Data provided below:

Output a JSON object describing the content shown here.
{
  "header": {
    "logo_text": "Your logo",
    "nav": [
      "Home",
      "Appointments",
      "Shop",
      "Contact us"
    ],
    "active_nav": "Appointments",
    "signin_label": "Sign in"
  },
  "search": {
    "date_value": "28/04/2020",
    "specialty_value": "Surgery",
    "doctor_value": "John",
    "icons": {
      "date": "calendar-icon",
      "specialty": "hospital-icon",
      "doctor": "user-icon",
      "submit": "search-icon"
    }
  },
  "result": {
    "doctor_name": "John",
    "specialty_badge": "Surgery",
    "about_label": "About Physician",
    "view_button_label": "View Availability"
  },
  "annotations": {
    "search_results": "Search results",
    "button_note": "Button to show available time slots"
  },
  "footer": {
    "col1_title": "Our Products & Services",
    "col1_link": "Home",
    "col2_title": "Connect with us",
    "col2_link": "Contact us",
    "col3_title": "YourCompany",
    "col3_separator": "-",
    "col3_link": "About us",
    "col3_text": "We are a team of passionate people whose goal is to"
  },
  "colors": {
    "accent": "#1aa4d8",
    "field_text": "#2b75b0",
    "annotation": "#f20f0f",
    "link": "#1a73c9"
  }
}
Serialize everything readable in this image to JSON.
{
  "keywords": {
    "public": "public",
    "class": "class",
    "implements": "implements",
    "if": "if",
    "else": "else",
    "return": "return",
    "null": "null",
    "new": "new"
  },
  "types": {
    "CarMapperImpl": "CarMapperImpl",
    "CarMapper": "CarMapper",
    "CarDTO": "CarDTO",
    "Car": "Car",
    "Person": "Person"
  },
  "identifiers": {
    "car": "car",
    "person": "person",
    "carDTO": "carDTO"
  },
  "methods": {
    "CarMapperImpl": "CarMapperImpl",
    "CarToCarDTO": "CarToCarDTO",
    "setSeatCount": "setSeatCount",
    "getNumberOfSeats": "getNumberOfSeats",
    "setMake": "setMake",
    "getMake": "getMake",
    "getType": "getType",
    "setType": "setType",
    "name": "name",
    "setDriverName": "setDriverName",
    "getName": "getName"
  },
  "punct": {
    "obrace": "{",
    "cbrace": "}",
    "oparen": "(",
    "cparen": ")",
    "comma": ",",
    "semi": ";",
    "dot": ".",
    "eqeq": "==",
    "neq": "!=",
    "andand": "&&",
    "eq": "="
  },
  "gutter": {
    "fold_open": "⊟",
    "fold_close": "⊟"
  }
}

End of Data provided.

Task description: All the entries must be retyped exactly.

Solution for this task:
Output a JSON object describing the content shown here.
{
  "header": {
    "logo_text": "Your logo",
    "nav": [
      "Home",
      "Appointments",
      "Shop",
      "Contact us"
    ],
    "active_nav": "Appointments",
    "signin_label": "Sign in"
  },
  "search": {
    "date_value": "28/04/2020",
    "specialty_value": "Surgery",
    "doctor_value": "John",
    "icons": {
      "date": "calendar-icon",
      "specialty": "hospital-icon",
      "doctor": "user-icon",
      "submit": "search-icon"
    }
  },
  "result": {
    "doctor_name": "John",
    "specialty_badge": "Surgery",
    "about_label": "About Physician",
    "view_button_label": "View Availability"
  },
  "annotations": {
    "search_results": "Search results",
    "button_note": "Button to show available time slots"
  },
  "footer": {
    "col1_title": "Our Products & Services",
    "col1_link": "Home",
    "col2_title": "Connect with us",
    "col2_link": "Contact us",
    "col3_title": "YourCompany",
    "col3_separator": "-",
    "col3_link": "About us",
    "col3_text": "We are a team of passionate people whose goal is to"
  },
  "colors": {
    "accent": "#1aa4d8",
    "field_text": "#2b75b0",
    "annotation": "#f20f0f",
    "link": "#1a73c9"
  }
}
Serialize everything readable in this image to JSON.
{
  "keywords": {
    "public": "public",
    "class": "class",
    "implements": "implements",
    "if": "if",
    "else": "else",
    "return": "return",
    "null": "null",
    "new": "new"
  },
  "types": {
    "CarMapperImpl": "CarMapperImpl",
    "CarMapper": "CarMapper",
    "CarDTO": "CarDTO",
    "Car": "Car",
    "Person": "Person"
  },
  "identifiers": {
    "car": "car",
    "person": "person",
    "carDTO": "carDTO"
  },
  "methods": {
    "CarMapperImpl": "CarMapperImpl",
    "CarToCarDTO": "CarToCarDTO",
    "setSeatCount": "setSeatCount",
    "getNumberOfSeats": "getNumberOfSeats",
    "setMake": "setMake",
    "getMake": "getMake",
    "getType": "getType",
    "setType": "setType",
    "name": "name",
    "setDriverName": "setDriverName",
    "getName": "getName"
  },
  "punct": {
    "obrace": "{",
    "cbrace": "}",
    "oparen": "(",
    "cparen": ")",
    "comma": ",",
    "semi": ";",
    "dot": ".",
    "eqeq": "==",
    "neq": "!=",
    "andand": "&&",
    "eq": "="
  },
  "gutter": {
    "fold_open": "⊟",
    "fold_close": "⊟"
  }
}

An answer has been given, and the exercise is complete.